PEN Canada condemns the Ontario government’s use of the Notwithstanding Clause to impose restrictions on third-party political advertising for a full twelve months before a provincial election. The use of the clause overrides Charter rights that are fundamental to any democracy and will stifle political expression ahead of the June 2022 election.
The Notwithstanding Clause is a rarely used provision that allows a government to implement legislation which has been deemed unconstitutional. As such it is meant to be used only in exceptional circumstances and to receive intense critical scrutiny from the citizens whose rights it will abridge. The Ford government’s casual invocation of this power signals contempt for such conventional restraint.
Premier Ford invoked the Notwithstanding Clause following recent amendments to the Ontario Election Finances Act. The amendments doubled the length of existing restrictions on third-party political advertising, from six months to twelve, even though the original restriction was already the subject of a Charter challenge.
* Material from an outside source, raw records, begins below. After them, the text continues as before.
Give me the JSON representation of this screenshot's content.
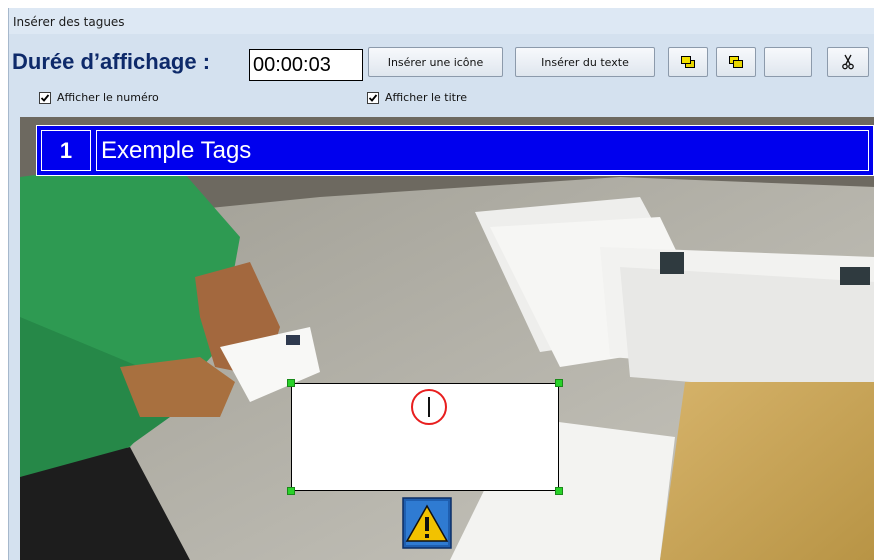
{
  "window": {
    "title": "Insérer des tagues"
  },
  "toolbar": {
    "duration_label": "Durée d’affichage :",
    "duration_value": "00:00:03",
    "insert_icon_label": "Insérer une icône",
    "insert_text_label": "Insérer du texte",
    "bring_front_icon": "bring-to-front-icon",
    "send_back_icon": "send-to-back-icon",
    "cut_icon": "scissors-icon"
  },
  "options": {
    "show_number": {
      "label": "Afficher le numéro",
      "checked": true
    },
    "show_title": {
      "label": "Afficher le titre",
      "checked": true
    }
  },
  "overlay": {
    "tag_number": "1",
    "tag_title": "Exemple Tags",
    "header_color": "#0000EE",
    "warning_icon": "warning-icon"
  },
  "colors": {
    "window_bg": "#D4E1EF",
    "label_color": "#0E2A6A",
    "handle_color": "#29D229",
    "cursor_ring": "#E81E1E"
  }
}
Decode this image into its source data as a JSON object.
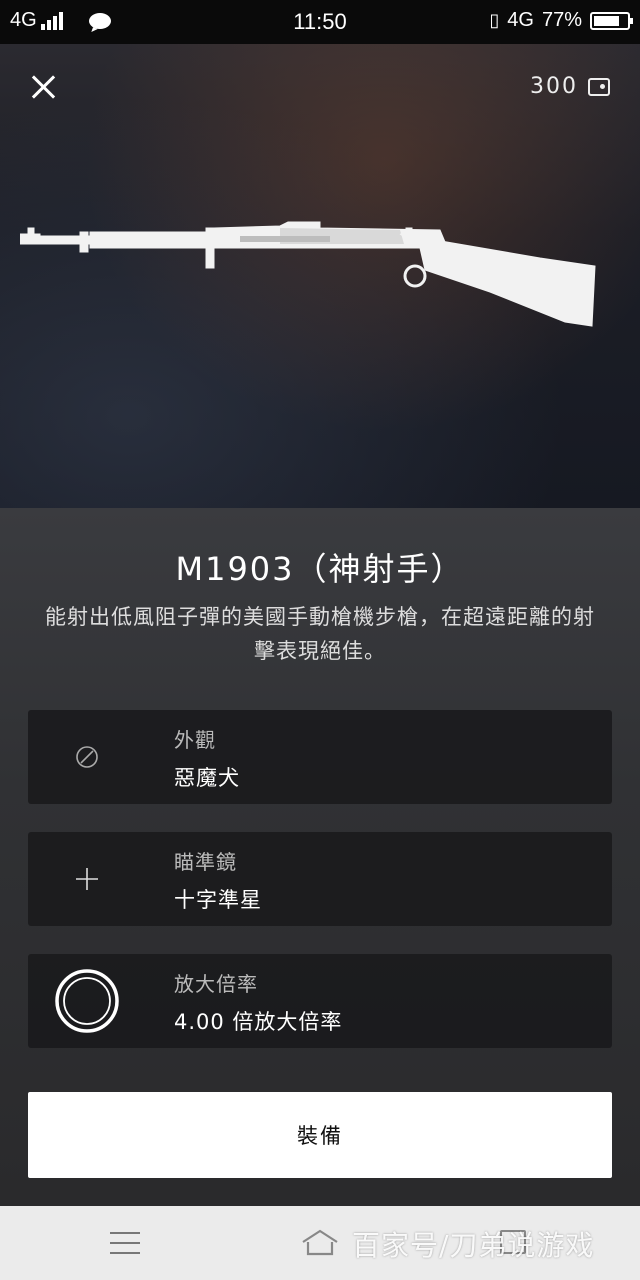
{
  "status_bar": {
    "network_left": "4G",
    "time": "11:50",
    "network_right": "4G",
    "battery": "77%",
    "battery_level": 0.77
  },
  "header": {
    "currency_amount": "300"
  },
  "weapon": {
    "name": "M1903（神射手）",
    "description": "能射出低風阻子彈的美國手動槍機步槍，在超遠距離的射擊表現絕佳。"
  },
  "options": [
    {
      "label": "外觀",
      "value": "惡魔犬",
      "icon": "disabled-circle-icon"
    },
    {
      "label": "瞄準鏡",
      "value": "十字準星",
      "icon": "crosshair-icon"
    },
    {
      "label": "放大倍率",
      "value": "4.00 倍放大倍率",
      "icon": "magnification-ring-icon"
    }
  ],
  "equip_button_label": "裝備",
  "watermark": "百家号/刀弟说游戏"
}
Earlier this month, Justice Edward Morgan ruled that the extended pre-election restrictions constituted an unreasonable limit on the Charter right to freedom of expression. He noted that the government gave no justification for the extension, even though it was “by a significant margin longer than any restricted pre-election period in any other jurisdiction in Canada.” Significantly, he warned of the potential danger that such measures could be used for partisan self-dealing, posing a challenge to the integrity of our electoral system. Such measures require vigilance from the courts. Exercising this vigilance, Justice Morgan held the amended sections contrary to the Charter, and so void.
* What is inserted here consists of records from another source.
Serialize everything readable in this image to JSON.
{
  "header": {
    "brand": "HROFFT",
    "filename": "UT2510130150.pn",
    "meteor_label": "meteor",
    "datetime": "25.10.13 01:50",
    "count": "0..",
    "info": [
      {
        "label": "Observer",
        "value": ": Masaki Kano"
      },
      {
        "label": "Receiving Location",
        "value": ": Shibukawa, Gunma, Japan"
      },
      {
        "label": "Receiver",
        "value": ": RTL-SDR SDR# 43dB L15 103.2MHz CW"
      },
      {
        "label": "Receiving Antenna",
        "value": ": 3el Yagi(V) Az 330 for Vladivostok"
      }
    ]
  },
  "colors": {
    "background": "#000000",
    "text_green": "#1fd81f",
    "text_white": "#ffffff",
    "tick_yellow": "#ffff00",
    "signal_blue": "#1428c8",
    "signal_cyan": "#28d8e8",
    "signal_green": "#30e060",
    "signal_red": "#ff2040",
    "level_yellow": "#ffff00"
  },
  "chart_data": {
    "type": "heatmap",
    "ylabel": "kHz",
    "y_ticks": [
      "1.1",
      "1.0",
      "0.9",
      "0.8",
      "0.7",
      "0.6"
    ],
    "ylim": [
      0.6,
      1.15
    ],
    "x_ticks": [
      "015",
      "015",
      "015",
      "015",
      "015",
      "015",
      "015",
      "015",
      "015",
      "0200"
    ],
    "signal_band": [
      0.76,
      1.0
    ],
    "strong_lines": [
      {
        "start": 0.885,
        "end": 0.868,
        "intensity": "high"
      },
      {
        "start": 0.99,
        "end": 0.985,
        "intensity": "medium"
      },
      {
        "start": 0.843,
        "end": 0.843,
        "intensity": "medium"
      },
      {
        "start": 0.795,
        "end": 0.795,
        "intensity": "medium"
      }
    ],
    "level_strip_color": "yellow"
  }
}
Rather than appeal the decision, or amend the Act in light of Justice Morgan’s findings, the Ford government chose instead to override the court, apparently unconcerned by its violation of a fundamental Charter freedom.
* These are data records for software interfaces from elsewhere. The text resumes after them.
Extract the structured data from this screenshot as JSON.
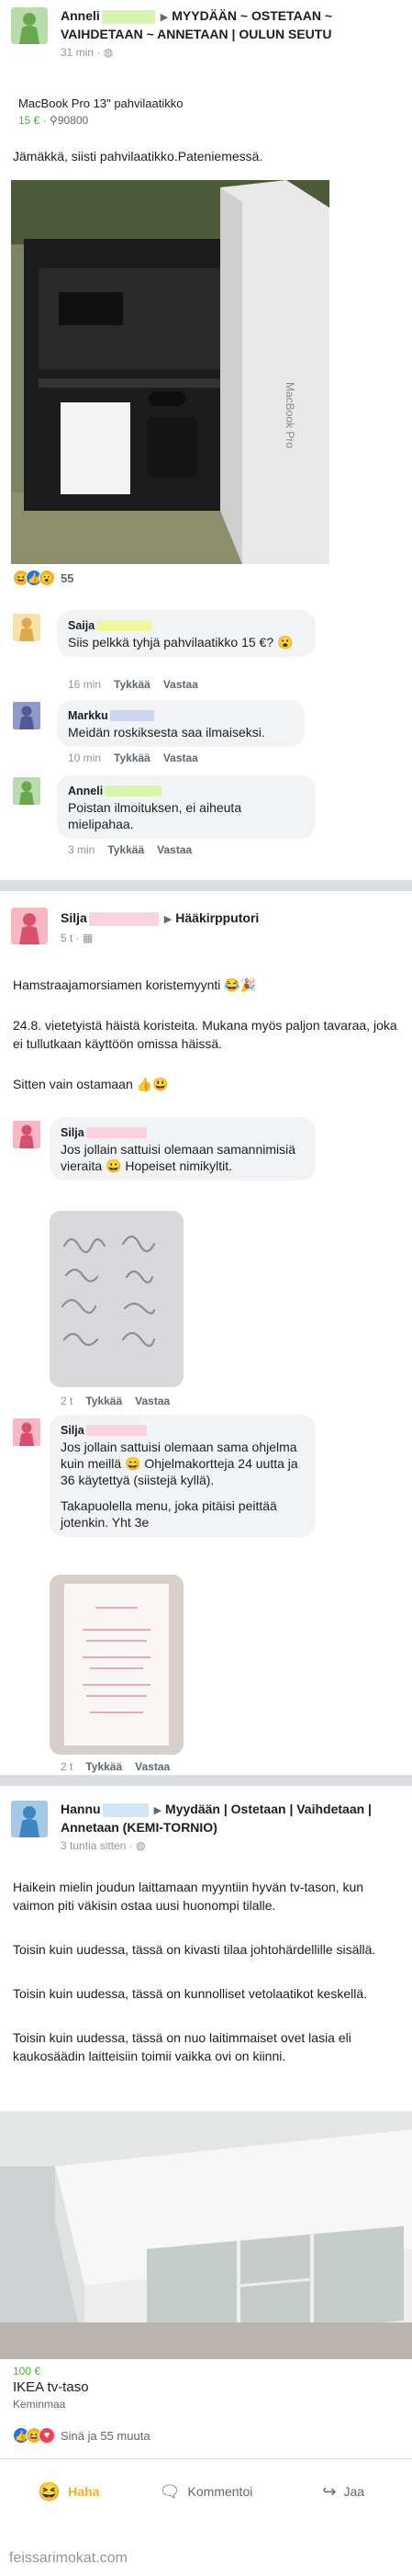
{
  "post1": {
    "author": "Anneli",
    "group": "MYYDÄÄN ~ OSTETAAN ~ VAIHDETAAN ~ ANNETAAN | OULUN SEUTU",
    "time": "31 min",
    "listing_title": "MacBook Pro 13\" pahvilaatikko",
    "price": "15 €",
    "location": "90800",
    "body": "Jämäkkä, siisti pahvilaatikko.Pateniemessä.",
    "reactions_count": "55",
    "comments": [
      {
        "name": "Saija",
        "text": "Siis pelkkä tyhjä pahvilaatikko 15 €? 😮",
        "time": "16 min",
        "like": "Tykkää",
        "reply": "Vastaa"
      },
      {
        "name": "Markku",
        "text": "Meidän roskiksesta saa ilmaiseksi.",
        "time": "10 min",
        "like": "Tykkää",
        "reply": "Vastaa"
      },
      {
        "name": "Anneli",
        "text": "Poistan ilmoituksen, ei aiheuta mielipahaa.",
        "time": "3 min",
        "like": "Tykkää",
        "reply": "Vastaa"
      }
    ]
  },
  "post2": {
    "author": "Silja",
    "group": "Hääkirpputori",
    "time": "5 t",
    "body_lines": [
      "Hamstraajamorsiamen koristemyynti 😂🎉",
      "24.8. vietetyistä häistä koristeita. Mukana myös paljon tavaraa, joka ei tullutkaan käyttöön omissa häissä.",
      "Sitten vain ostamaan 👍😃"
    ],
    "comments": [
      {
        "name": "Silja",
        "text": "Jos jollain sattuisi olemaan samannimisiä vieraita 😀 Hopeiset nimikyltit.",
        "time": "2 t",
        "like": "Tykkää",
        "reply": "Vastaa"
      },
      {
        "name": "Silja",
        "text": "Jos jollain sattuisi olemaan sama ohjelma kuin meillä 😄 Ohjelmakortteja 24 uutta ja 36 käytettyä (siistejä kyllä).",
        "text2": "Takapuolella menu, joka pitäisi peittää jotenkin. Yht 3e",
        "time": "2 t",
        "like": "Tykkää",
        "reply": "Vastaa"
      }
    ]
  },
  "post3": {
    "author": "Hannu",
    "group": "Myydään | Ostetaan | Vaihdetaan | Annetaan (KEMI-TORNIO)",
    "time": "3 tuntia sitten",
    "body_lines": [
      "Haikein mielin joudun laittamaan myyntiin hyvän tv-tason, kun vaimon piti väkisin ostaa uusi huonompi tilalle.",
      "Toisin kuin uudessa, tässä on kivasti tilaa johtohärdellille sisällä.",
      "Toisin kuin uudessa, tässä on kunnolliset vetolaatikot keskellä.",
      "Toisin kuin uudessa, tässä on nuo laitimmaiset ovet lasia eli kaukosäädin laitteisiin toimii vaikka ovi on kiinni."
    ],
    "price": "100 €",
    "listing_title": "IKEA tv-taso",
    "location": "Keminmaa",
    "reactions_text": "Sinä ja 55 muuta",
    "actions": {
      "like": "Haha",
      "comment": "Kommentoi",
      "share": "Jaa"
    }
  },
  "watermark": "feissarimokat.com",
  "colors": {
    "female_avatar_bg": "#f7b7c4",
    "male_avatar_bg": "#a4c9e4",
    "green_avatar_bg": "#b9dcae",
    "accent_green": "#42b72a"
  }
}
PEN does not dispute that a right to freedom of expression should take account of the need for all citizens to have an equal opportunity to participate in elections. Third party election spending rules have their place. In an earlier decision the Supreme Court of Canada made clear that: “[S]pending limits are necessary to prevent the most affluent from monopolizing election discourse.” Nevertheless, PEN believes that Ontario’s recent use of the Notwithstanding Clause is an affront to democratic norms that undermines the public’s ability to criticize an incumbent government.